*** Stored data ***
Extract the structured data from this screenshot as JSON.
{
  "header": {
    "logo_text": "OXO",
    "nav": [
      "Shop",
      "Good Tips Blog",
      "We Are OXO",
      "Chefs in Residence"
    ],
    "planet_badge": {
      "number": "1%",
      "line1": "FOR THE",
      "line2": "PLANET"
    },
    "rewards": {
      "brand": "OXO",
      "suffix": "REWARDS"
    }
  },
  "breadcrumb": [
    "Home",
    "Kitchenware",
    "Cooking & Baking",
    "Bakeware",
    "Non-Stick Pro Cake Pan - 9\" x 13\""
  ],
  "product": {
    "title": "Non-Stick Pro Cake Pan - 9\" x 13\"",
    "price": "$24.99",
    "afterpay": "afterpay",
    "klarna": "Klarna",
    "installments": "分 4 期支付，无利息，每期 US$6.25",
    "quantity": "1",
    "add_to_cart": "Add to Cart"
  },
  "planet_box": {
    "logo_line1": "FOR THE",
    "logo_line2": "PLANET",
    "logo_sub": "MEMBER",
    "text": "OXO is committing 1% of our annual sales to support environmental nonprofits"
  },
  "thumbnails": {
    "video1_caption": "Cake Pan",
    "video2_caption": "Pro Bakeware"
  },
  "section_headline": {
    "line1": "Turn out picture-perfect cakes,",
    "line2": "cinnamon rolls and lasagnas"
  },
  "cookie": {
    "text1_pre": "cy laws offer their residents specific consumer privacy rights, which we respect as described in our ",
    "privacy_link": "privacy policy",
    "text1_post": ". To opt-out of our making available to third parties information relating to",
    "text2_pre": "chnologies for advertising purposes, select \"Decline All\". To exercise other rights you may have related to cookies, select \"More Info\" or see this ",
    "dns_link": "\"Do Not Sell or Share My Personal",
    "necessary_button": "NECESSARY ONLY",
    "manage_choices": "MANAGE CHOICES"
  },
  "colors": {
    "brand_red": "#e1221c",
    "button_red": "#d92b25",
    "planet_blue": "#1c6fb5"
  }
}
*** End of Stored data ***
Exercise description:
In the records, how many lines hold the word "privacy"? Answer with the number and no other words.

Response to the task:
2